Exercise objective
For the entries that follow, report how many lines include the word "JSON" and add nothing.

═══ Data records

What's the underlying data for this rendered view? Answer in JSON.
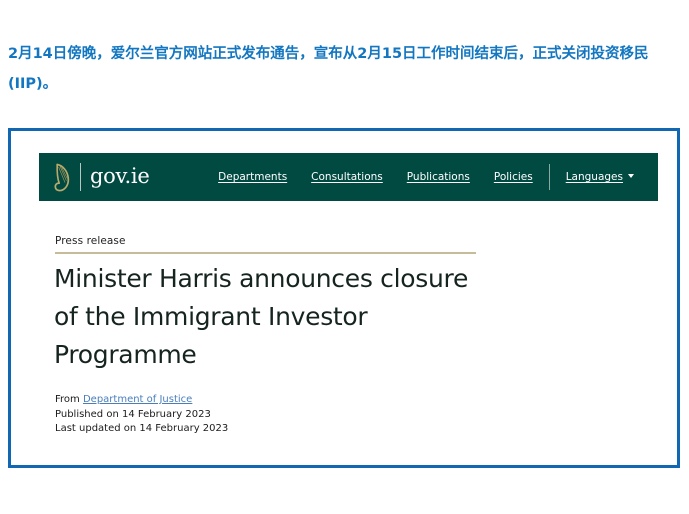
{
  "intro": {
    "text": "2月14日傍晚，爱尔兰官方网站正式发布通告，宣布从2月15日工作时间结束后，正式关闭投资移民(IIP)。",
    "color": "#1376c0"
  },
  "govbar": {
    "background": "#004a42",
    "logo_text": "gov.ie",
    "harp_icon": "harp-icon",
    "nav": [
      {
        "label": "Departments"
      },
      {
        "label": "Consultations"
      },
      {
        "label": "Publications"
      },
      {
        "label": "Policies"
      },
      {
        "label": "Languages",
        "has_caret": true
      }
    ]
  },
  "article": {
    "eyebrow": "Press release",
    "rule_color": "#c6bc9a",
    "headline": "Minister Harris announces closure of the Immigrant Investor Programme",
    "meta": {
      "from_label": "From",
      "from_link": "Department of Justice",
      "published": "Published on 14 February 2023",
      "last_updated": "Last updated on 14 February 2023",
      "link_color": "#4a7ebb"
    }
  },
  "frame": {
    "border_color": "#1167b1"
  }
}
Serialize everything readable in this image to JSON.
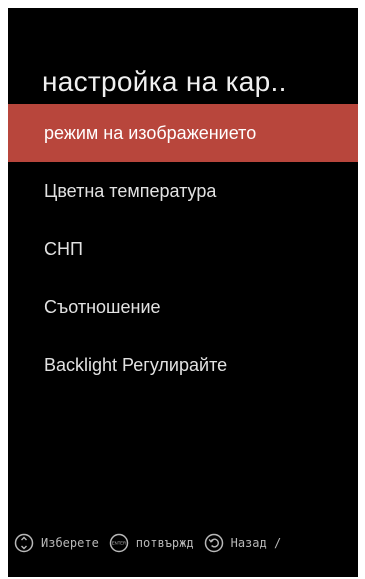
{
  "screen": {
    "title": "настройка на кар.."
  },
  "menu": {
    "items": [
      {
        "label": "режим на изображението",
        "selected": true
      },
      {
        "label": "Цветна температура",
        "selected": false
      },
      {
        "label": "СНП",
        "selected": false
      },
      {
        "label": "Съотношение",
        "selected": false
      },
      {
        "label": "Backlight Регулирайте",
        "selected": false
      }
    ]
  },
  "footer": {
    "select_hint": "Изберете",
    "confirm_hint": "потвържд",
    "back_hint": "Назад /",
    "enter_icon_text": "ENTER"
  },
  "colors": {
    "background": "#000000",
    "highlight": "#b8463c",
    "text": "#e2e2e2"
  },
  "icons": [
    "dpad-icon",
    "enter-icon",
    "back-icon"
  ]
}
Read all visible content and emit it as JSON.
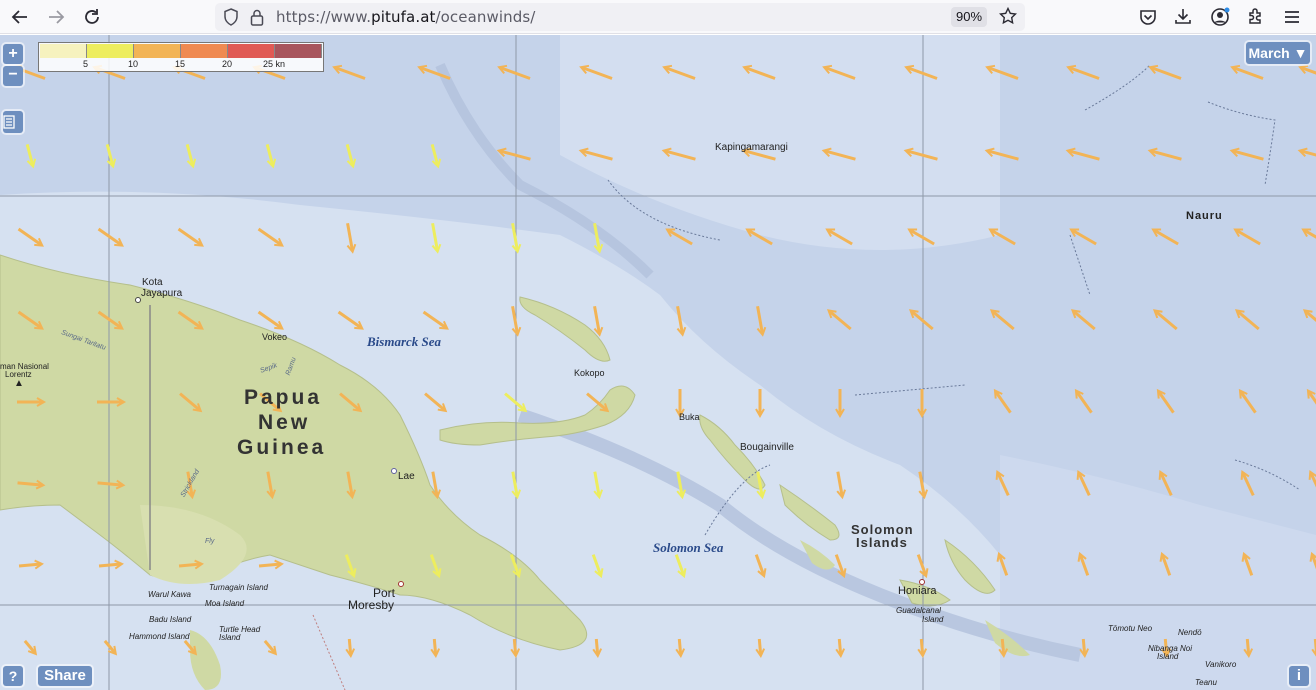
{
  "browser": {
    "url_prefix": "https://www.",
    "url_domain": "pitufa.at",
    "url_path": "/oceanwinds/",
    "zoom": "90%"
  },
  "map": {
    "month_select": "March ▼",
    "zoom_in": "+",
    "zoom_out": "−",
    "help": "?",
    "share": "Share",
    "info": "i",
    "legend": {
      "ticks": [
        "5",
        "10",
        "15",
        "20",
        "25 kn"
      ],
      "colors": [
        "#f6f2be",
        "#eded5e",
        "#f2b456",
        "#ef8a52",
        "#e05a55",
        "#a8555d"
      ]
    },
    "places": {
      "kapinga": "Kapingamarangi",
      "nauru": "Nauru",
      "kota": "Kota",
      "jayapura": "Jayapura",
      "vokeo": "Vokeo",
      "bismarck": "Bismarck Sea",
      "png1": "Papua",
      "png2": "New",
      "png3": "Guinea",
      "kokopo": "Kokopo",
      "buka": "Buka",
      "bougainville": "Bougainville",
      "lae": "Lae",
      "solomon_sea": "Solomon Sea",
      "solomon1": "Solomon",
      "solomon2": "Islands",
      "honiara": "Honiara",
      "guadalcanal1": "Guadalcanal",
      "guadalcanal2": "Island",
      "port": "Port",
      "moresby": "Moresby",
      "turnagain": "Turnagain Island",
      "warul": "Warul Kawa",
      "moa": "Moa Island",
      "badu": "Badu Island",
      "hammond": "Hammond Island",
      "turtle1": "Turtle Head",
      "turtle2": "Island",
      "lorentz1": "man Nasional",
      "lorentz2": "Lorentz",
      "sungai": "Sungai Taritatu",
      "sepik": "Sepik",
      "ramu": "Ramu",
      "strickland": "Strickland",
      "fly": "Fly",
      "tomotu": "Tōmotu Neo",
      "nendo": "Nendö",
      "nibanga1": "Nibanga Noi",
      "nibanga2": "Island",
      "vanikoro": "Vanikoro",
      "teanu": "Teanu"
    }
  }
}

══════

Exercise response
3